I think it’s important to look at the relationship in terms of its historical context. Don’t forget that in the times when the myth was first conceived, consent wasn’t exactly a concept.
We’re talking about Hades, a mythological figure whose male contemporaries in lore got their ladies by such tricks as disguising themselves as their husbands (Zeus and Alcmene), lulling them into a false sense of security by appearing to them as animals and then kidnapping them (Zeus and Europa), and literally chasing them and holding them down as they had their way with them (Peleus and Thetis). Rape was the norm in these myths. Historically speaking, women of the time were kind of just expected to go along with whatever a man expected of them. As in the case of the aforementioned myth of Peleus and Thetis, the woman essentially belonged to the man (Thetis was given to Peleus by Zeus), and a man could not violate his own property.
It may not have been recognised as rape at the time - remember that consent is, as previously mentioned, a comparatively recent idea - but actions such as those of Hades would not necessarily have been viewed with such repulsion as we view them today.
So, in short: no, it wasn’t consensual. The myth of Hades and Persephone, whether or not you view it as a rape or a kidnapping - the translation is not 100% clear on that point, although there doesn’t seem to be a sexual element to the initial event - is definitely not the romantic tale that a lot of people these days like to perceive it as being. The most empowered reading possible whilst remaining faithful to a translation and not being overly fanciful with modern interpretation is that Persephone was kidnapped by Hades but later consented to being his wife by eating the pomegranate seeds. That’s as much agency as we can accurately give Persephone; there are modern feminist readings which claim that Persephone consented to being with Hades, or that she ran away with him of her own volition, but that’s not backed up by the actual texts if you’re looking at it from a historical viewpoint. It’s a much more palatable version of events in alignment with our modern perspective and beliefs, and it’s certainly a way of using the text to ask questions about consent and agency in a modern context, but it’s not the version of events that the Ancient Greeks needed to hear in order to adhere to their own ideology.

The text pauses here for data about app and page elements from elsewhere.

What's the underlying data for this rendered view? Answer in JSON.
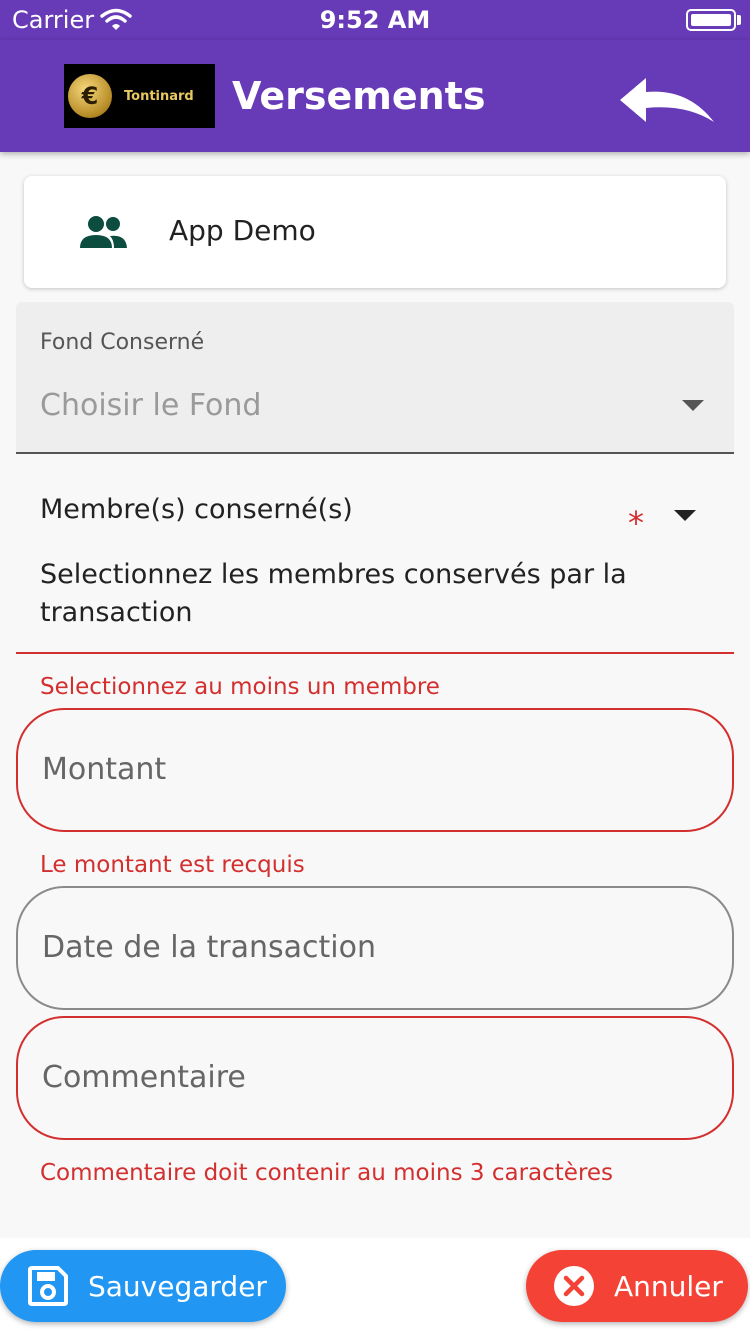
{
  "status_bar": {
    "carrier": "Carrier",
    "time": "9:52 AM"
  },
  "header": {
    "logo_text": "Tontinard",
    "logo_badge": "€",
    "title": "Versements",
    "back_icon": "undo-arrow-icon",
    "color": "#673ab7"
  },
  "group": {
    "icon": "group-icon",
    "name": "App Demo"
  },
  "fond": {
    "label": "Fond Conserné",
    "placeholder": "Choisir le Fond"
  },
  "members": {
    "label": "Membre(s) conserné(s)",
    "required_mark": "*",
    "hint": "Selectionnez les membres conservés par la transaction",
    "error": "Selectionnez au moins un membre"
  },
  "amount": {
    "placeholder": "Montant",
    "error": "Le montant est recquis"
  },
  "date": {
    "placeholder": "Date de la transaction"
  },
  "comment": {
    "placeholder": "Commentaire",
    "error": "Commentaire doit contenir au moins 3 caractères"
  },
  "actions": {
    "save_label": "Sauvegarder",
    "save_icon": "floppy-disk-icon",
    "save_color": "#2196f3",
    "cancel_label": "Annuler",
    "cancel_icon": "close-circle-icon",
    "cancel_color": "#f44336"
  },
  "colors": {
    "error": "#d32f2f",
    "accent": "#673ab7"
  }
}
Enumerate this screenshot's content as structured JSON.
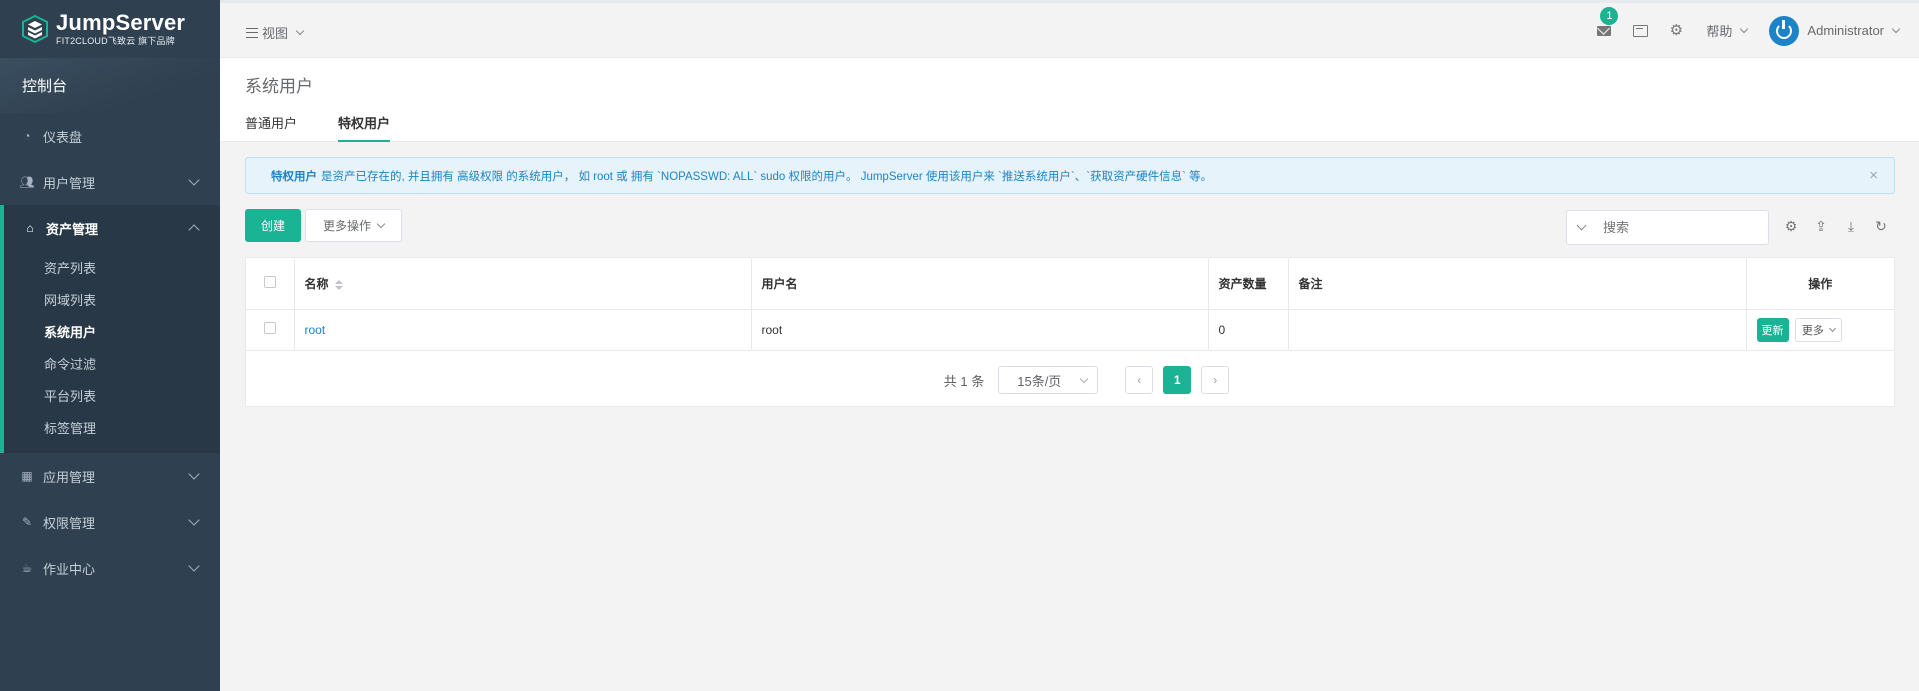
{
  "brand": {
    "title": "JumpServer",
    "subtitle": "FIT2CLOUD飞致云 旗下品牌"
  },
  "sidebar": {
    "console_label": "控制台",
    "items": [
      {
        "label": "仪表盘",
        "icon": "dashboard-icon"
      },
      {
        "label": "用户管理",
        "icon": "users-icon"
      },
      {
        "label": "资产管理",
        "icon": "inbox-icon",
        "expanded": true,
        "children": [
          "资产列表",
          "网域列表",
          "系统用户",
          "命令过滤",
          "平台列表",
          "标签管理"
        ],
        "active_child": "系统用户"
      },
      {
        "label": "应用管理",
        "icon": "grid-icon"
      },
      {
        "label": "权限管理",
        "icon": "edit-icon"
      },
      {
        "label": "作业中心",
        "icon": "coffee-icon"
      }
    ]
  },
  "topbar": {
    "view_label": "视图",
    "notification_count": "1",
    "help_label": "帮助",
    "user_name": "Administrator"
  },
  "page": {
    "title": "系统用户",
    "tabs": [
      {
        "label": "普通用户",
        "active": false
      },
      {
        "label": "特权用户",
        "active": true
      }
    ]
  },
  "alert": {
    "bold": "特权用户",
    "text": "是资产已存在的, 并且拥有 高级权限 的系统用户， 如 root 或 拥有 `NOPASSWD: ALL` sudo 权限的用户。 JumpServer 使用该用户来 `推送系统用户`、`获取资产硬件信息` 等。",
    "close": "×"
  },
  "toolbar": {
    "create_label": "创建",
    "more_label": "更多操作",
    "search_placeholder": "搜索"
  },
  "table": {
    "headers": [
      "名称",
      "用户名",
      "资产数量",
      "备注",
      "操作"
    ],
    "rows": [
      {
        "name": "root",
        "username": "root",
        "asset_count": "0",
        "comment": "",
        "update_label": "更新",
        "more_label": "更多"
      }
    ]
  },
  "pagination": {
    "total": "共 1 条",
    "page_size": "15条/页",
    "prev": "‹",
    "current": "1",
    "next": "›"
  },
  "colors": {
    "accent": "#1ab394",
    "sidebar": "#2f4050",
    "link": "#1c84c6"
  }
}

However, in comparison to the other marriages / relationships described in Greek mythology, and taking into account the marriage of Hades and Persephone within the context of the society in which the myth originated, then yes, it’s comparatively chill as fuck. Both parties were entirely faithful according to most canons (Orphic tradition differs slightly on that point) and despite their childless marriage, they are usually depicted as being a very successful marital unit, jointly ruling the Underworld with equal power.
Although Persephone’s agreement to her initial entrance into the marital contract is somewhat sketchy and really does depend on the nuances you give the text, and whether or not you choose to read it historically or with a modern eye, her actual role as Hades’ wife is much more elevated than might be expected. As queen of the Underworld, Persephone was not merely an accessory to Hades’ rule. Instead, she took an incredibly active role in ensuring that people who were meant to be dead were, in fact, dead. She became hugely feared by those who worshipped her, on a level equal to - if not even higher than - Hades himself. She was no victim of circumstance according to her cult; she was a venerated, dreaded queen, and, possibly more than any other goddess - even those goddesses who never lost their sexual agency, such as Artemis - she became a hugely powerful female figure in her own right, away from her role as wife.
tl;dr if you were to try and get someone to marry you today in the way that Hades married Persephone, you would be rightfully put in jail for a very long time. However, times were different back then, and it’s important to keep that in mind - be aware that that shit wouldn’t fly today, but remember that, unfortunately, the acceptable elevation levels of that aforementioned shit have not always been as they are now, and within the now repellent confines of that archaic context, Persephone got a pretty good deal.